As part of new regulations following Britain’s exit from the European Union, businesses are being reminded to prepare for Customs changes set to come into effect on 1st of January 2022.
As of New Year’s Day 2022, businesses will no longer be able to delay making import customs declarations under the Staged Customs Controls rules that have applied during 2021. Most businesses will have to make import declarations and pay relevant tariffs at the point of import, rather than delay the paperwork by up to six months (as was allowed for imports into the UK during 2021).
In the run up to the Transitional Period ending on 31 December 2020 our advice to clients was not to take advantage of the possibility of delaying the submission of import entries under the six-month deferral, but instead to try to follow the process for full import declarations from 1 January 2021. Those which have followed this advice should see little change from January 2022 other than an increased risk of imports being selected for inspection (thus possible delays) plus also the changes to the Commodity Codes used by the UK.
Full guidance can be found here.
Some key points:
Some businesses already have a ‘Simplified Declarations’ authorisation from HMRC that allows their goods to be released directly to a specified customs procedure without having to provide a full customs declaration at the point of release. However, businesses looking to be authorised for this process need prior approval from HMRC and this can take up to 60 days.
From 1 January 2022, goods may be directed to an Inland Border Facility for documentary or physical checks if these checks cannot be caried out at the border. It is important that those involved in transporting your goods are ready and understand how you intend to operate from January 2022.
You must also submit an “arrived” export declaration if your goods are moving through one of the border locations that uses the arrived exports process.

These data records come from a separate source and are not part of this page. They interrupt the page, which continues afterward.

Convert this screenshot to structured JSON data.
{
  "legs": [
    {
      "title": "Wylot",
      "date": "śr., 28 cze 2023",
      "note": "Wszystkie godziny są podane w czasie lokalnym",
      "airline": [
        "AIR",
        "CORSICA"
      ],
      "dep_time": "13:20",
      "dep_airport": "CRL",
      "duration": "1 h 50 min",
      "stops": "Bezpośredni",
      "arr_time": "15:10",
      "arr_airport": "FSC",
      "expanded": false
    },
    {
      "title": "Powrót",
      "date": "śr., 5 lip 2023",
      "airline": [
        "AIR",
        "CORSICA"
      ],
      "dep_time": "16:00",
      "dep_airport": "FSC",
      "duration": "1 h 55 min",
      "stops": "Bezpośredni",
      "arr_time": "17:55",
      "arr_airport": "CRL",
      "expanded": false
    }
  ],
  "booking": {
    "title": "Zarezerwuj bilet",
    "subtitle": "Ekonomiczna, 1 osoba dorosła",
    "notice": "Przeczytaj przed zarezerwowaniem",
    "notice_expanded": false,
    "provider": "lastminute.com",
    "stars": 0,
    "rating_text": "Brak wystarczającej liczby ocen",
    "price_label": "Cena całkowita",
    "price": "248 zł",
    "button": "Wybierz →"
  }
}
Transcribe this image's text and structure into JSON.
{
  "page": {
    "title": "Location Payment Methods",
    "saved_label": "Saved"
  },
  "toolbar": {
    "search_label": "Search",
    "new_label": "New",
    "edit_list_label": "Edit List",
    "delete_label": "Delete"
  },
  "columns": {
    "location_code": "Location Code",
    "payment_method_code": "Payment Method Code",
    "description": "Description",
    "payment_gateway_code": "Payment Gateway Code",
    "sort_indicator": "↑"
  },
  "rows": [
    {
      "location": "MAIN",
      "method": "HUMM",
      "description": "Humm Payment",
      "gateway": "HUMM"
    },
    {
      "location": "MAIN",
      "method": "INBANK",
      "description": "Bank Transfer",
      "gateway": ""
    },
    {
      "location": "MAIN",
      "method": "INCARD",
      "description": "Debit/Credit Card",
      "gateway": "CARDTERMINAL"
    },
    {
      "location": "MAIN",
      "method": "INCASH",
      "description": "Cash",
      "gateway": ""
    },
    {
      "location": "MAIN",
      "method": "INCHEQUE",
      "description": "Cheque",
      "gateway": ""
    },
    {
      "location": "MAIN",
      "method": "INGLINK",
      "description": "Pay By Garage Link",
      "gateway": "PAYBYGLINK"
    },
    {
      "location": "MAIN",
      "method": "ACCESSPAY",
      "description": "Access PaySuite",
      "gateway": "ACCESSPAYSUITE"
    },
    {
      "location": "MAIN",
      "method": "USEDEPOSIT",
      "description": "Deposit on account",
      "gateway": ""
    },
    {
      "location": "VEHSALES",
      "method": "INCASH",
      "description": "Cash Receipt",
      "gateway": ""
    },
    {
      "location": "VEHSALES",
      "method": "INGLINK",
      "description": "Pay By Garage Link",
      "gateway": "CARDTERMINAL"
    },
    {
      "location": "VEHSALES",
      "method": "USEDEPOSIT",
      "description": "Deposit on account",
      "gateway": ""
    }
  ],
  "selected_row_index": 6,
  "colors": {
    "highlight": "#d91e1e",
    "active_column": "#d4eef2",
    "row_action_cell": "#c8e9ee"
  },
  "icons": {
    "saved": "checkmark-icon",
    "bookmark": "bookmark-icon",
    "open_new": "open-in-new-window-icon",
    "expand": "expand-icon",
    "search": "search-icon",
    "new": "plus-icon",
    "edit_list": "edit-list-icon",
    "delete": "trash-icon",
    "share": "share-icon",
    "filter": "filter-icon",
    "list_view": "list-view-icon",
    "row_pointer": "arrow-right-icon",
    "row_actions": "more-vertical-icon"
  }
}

If you do not follow the correct process from 1 January 2022, the new systems will not permit your goods to leave the UK and they will be turned away as they will not hold export clearance.
Rules of Origin
The correct country code for the country of origin and the country of dispatch must be used when completing your customs declaration. For EU member states, the individual country code of the relevant member state should be used. The “EU” country code should no longer be used and will be disabled from HMRC’s systems shortly.
Commodity codes are changing
Commodity codes (used to classify goods that are imported and exported) are also changing throughout the world from 1 January 2022 and importers should familiarise themselves with these changes, although it should have no impact on the rate of import duty payable. Some of the changes are unique to the UK, although these are relatively minor and only impact on the last two or four digits of the commodity code.
Postponed [Import] VAT Accounting
UK VAT-registered importers can continue to use Postponed VAT Accounting (PVA) on all customs declarations that require you to account for import VAT, except when HMRC have told you otherwise. This is a valuable cash flow benefit for importers and is welcomed, but on occasion we still see freight forwarders and import agents failing to utilise it.
Further changes to import controls are to be expected to be introduced from 1 July 2022, which HMRC will confirm nearer the time.
If you would like more information on this topic, please do not hesitate to contact one of our dedicated VAT specialists: Mark Hetherington, VAT Partner, on 0191 243 6073 or at email@example.com; or Ian Coulthard, VAT Senior Manager, on 0191 243 6017 or at firstname.lastname@example.org.